Running to Nowhere : The Central American Refugee Crisis

  • Prize
    Bronze in Book/Documentary
  • Photographer
    Christina Simons

Central American migrants have been making the perilous journey through Central America and Mexico for over 20 years. It has become an old refugee story, but remains very real and fraught with danger to this day. The journey across borders is made by various means, including on a giant freight train called “La Bestia” (the beast). The environmental hazards of dehydration, food and water contamination, sunburn and disease, as well as the physical dangers of the trains, all come second to the risk of theft, beatings, rape, torture, violence, kidnapping, mutilation, and murder. Why would anyone want to risk such dangers? In short: their own countries are burdened with even more violence and poverty than they risk trying to get to the United States. The ‘Mara’ gangs originated on the streets of Los Angeles in the 1980s. Having fled from civil wars in Honduras and El Salvador, many joined either the Mara Salvatrucha (MS13) or Calle 18 (M18) street gangs. In the 90s, the US government began deporting MS13 and M18 members back to their respective countries. Now, 20 years later, these relocated ‘Maras’ are running poverty-stricken Honduras and El Salvador into even more desperate circumstances.

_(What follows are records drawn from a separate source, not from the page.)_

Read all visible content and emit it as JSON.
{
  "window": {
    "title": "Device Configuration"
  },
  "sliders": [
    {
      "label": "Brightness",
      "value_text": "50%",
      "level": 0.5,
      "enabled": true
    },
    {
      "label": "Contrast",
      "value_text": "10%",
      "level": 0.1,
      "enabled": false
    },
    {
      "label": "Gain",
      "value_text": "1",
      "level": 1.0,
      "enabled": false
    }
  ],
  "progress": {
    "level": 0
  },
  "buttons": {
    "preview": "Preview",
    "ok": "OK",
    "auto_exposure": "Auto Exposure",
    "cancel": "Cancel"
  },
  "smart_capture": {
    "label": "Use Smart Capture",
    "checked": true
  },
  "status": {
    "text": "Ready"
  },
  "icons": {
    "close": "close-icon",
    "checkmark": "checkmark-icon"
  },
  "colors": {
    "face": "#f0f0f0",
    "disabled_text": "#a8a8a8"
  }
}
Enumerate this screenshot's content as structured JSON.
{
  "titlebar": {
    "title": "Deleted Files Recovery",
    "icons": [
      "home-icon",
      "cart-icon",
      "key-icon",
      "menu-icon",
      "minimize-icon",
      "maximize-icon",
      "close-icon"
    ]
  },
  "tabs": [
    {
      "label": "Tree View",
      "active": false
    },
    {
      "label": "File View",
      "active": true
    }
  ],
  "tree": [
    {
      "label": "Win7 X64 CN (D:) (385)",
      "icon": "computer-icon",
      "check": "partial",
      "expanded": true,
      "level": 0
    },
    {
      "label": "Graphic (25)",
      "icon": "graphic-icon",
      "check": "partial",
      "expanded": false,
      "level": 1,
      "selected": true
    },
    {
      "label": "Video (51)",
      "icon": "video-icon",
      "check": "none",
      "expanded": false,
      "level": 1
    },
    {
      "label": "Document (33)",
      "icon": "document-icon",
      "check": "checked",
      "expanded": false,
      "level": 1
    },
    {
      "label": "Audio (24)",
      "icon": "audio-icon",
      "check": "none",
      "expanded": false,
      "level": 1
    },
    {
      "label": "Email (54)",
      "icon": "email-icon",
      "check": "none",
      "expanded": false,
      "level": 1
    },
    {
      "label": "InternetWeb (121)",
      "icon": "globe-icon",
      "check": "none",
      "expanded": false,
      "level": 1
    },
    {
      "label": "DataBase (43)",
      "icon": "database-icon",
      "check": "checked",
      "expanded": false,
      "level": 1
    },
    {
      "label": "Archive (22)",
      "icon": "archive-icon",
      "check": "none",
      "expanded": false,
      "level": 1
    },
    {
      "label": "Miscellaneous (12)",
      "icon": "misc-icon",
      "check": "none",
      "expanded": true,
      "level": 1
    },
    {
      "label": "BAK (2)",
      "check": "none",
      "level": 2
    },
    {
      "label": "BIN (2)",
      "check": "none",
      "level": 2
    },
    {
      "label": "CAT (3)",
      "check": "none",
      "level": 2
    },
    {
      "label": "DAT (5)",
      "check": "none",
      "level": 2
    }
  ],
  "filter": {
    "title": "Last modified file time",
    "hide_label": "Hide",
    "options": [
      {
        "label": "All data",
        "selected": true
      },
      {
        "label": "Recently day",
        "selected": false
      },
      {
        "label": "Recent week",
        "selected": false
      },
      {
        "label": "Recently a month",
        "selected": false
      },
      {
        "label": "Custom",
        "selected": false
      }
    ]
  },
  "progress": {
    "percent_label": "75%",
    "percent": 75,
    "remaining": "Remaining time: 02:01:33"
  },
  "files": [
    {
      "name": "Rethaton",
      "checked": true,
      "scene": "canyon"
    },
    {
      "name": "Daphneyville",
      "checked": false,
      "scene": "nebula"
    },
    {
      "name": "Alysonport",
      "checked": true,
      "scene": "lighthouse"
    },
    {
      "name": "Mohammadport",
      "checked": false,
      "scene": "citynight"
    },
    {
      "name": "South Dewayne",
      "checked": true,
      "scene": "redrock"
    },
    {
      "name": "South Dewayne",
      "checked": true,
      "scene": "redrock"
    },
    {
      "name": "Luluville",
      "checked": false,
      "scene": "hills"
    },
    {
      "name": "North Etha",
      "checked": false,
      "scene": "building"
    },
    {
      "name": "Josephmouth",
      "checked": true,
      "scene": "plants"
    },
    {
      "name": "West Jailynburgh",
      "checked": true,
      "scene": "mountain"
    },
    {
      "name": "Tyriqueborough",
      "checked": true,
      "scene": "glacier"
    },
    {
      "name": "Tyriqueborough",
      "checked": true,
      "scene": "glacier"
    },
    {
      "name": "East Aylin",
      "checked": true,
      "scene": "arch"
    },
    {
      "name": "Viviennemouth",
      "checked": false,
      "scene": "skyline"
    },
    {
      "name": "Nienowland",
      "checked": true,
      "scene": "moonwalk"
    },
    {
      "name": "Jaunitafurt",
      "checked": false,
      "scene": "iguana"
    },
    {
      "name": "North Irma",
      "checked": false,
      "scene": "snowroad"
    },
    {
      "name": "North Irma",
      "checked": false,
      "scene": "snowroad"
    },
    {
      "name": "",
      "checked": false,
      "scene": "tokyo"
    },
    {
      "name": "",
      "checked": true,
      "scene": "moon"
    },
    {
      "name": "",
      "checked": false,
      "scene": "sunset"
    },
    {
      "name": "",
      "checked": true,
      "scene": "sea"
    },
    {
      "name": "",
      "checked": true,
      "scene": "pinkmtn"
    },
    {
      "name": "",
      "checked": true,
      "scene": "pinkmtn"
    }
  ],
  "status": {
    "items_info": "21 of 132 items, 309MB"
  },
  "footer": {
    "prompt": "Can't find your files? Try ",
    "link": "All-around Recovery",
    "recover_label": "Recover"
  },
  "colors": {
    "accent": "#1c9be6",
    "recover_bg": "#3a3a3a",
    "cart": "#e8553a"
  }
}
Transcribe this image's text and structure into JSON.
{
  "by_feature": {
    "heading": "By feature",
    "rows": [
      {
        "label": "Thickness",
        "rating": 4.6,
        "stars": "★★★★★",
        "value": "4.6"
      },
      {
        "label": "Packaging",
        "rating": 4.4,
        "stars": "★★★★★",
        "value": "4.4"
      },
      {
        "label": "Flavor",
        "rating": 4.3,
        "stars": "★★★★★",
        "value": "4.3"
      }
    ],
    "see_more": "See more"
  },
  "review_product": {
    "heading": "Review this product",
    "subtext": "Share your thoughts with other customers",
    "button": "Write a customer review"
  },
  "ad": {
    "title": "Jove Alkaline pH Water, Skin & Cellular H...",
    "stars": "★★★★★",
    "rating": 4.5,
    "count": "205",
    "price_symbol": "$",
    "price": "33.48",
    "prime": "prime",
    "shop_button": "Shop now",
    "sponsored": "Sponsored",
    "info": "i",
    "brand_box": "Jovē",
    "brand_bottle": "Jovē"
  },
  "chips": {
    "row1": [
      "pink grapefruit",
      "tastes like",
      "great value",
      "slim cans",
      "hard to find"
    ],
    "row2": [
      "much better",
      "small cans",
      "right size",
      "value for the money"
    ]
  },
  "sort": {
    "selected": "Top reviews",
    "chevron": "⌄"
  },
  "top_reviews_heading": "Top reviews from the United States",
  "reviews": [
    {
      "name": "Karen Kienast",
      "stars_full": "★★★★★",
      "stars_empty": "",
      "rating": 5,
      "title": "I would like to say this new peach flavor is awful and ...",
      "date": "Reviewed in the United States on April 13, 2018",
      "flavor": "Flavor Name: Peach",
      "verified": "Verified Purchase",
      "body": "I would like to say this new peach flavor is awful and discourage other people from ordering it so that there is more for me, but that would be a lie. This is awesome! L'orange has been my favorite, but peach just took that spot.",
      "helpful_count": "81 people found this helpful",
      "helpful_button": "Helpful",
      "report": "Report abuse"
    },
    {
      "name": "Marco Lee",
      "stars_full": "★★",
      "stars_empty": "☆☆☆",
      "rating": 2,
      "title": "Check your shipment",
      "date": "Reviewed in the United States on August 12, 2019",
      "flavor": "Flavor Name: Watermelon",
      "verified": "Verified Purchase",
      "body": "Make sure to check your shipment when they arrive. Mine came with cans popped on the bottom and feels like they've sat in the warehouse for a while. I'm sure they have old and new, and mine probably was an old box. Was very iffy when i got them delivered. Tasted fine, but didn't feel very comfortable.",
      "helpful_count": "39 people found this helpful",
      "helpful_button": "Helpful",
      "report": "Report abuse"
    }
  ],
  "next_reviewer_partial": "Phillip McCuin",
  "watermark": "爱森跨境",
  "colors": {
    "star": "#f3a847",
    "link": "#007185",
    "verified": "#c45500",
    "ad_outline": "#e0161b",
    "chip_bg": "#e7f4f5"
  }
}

Hundreds of thousands of people have fled their homes in Central America with the hopes for a better and safer life risking their lives again to get there.